Provided records –
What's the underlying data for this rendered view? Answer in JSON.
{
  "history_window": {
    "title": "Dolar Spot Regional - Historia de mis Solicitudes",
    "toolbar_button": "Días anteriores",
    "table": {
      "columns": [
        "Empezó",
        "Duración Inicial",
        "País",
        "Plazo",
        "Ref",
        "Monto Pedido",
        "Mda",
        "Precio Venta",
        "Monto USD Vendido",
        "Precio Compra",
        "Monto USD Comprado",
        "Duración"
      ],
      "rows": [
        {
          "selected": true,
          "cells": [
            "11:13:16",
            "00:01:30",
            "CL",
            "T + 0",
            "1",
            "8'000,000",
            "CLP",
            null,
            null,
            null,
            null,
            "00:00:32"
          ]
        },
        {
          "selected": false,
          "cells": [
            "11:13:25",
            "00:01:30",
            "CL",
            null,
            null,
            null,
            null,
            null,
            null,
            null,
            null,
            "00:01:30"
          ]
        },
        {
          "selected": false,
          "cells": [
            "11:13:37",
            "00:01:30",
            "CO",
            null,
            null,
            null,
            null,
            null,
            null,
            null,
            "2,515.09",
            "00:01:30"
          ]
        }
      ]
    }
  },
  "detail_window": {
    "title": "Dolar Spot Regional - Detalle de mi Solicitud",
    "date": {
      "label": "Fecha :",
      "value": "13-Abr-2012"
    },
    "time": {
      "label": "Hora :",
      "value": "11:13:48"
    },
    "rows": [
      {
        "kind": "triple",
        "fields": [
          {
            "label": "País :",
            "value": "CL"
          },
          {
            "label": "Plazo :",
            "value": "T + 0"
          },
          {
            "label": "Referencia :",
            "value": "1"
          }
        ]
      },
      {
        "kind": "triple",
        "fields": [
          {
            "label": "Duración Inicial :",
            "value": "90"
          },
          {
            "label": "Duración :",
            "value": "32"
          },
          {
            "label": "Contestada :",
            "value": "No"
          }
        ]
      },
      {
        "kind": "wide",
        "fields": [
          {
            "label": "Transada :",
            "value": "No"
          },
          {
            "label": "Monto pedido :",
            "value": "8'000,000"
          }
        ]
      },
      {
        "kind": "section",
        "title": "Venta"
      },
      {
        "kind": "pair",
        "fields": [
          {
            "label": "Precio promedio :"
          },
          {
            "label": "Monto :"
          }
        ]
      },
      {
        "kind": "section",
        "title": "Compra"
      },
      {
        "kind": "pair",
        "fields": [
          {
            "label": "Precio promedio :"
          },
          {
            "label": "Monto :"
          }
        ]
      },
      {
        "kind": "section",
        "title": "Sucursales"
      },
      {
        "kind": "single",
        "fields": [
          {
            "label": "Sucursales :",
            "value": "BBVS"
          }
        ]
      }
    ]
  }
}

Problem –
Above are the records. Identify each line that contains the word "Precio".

Response to this task –
        "Precio Venta",
        "Precio Compra",
            "label": "Precio promedio :"
            "label": "Precio promedio :"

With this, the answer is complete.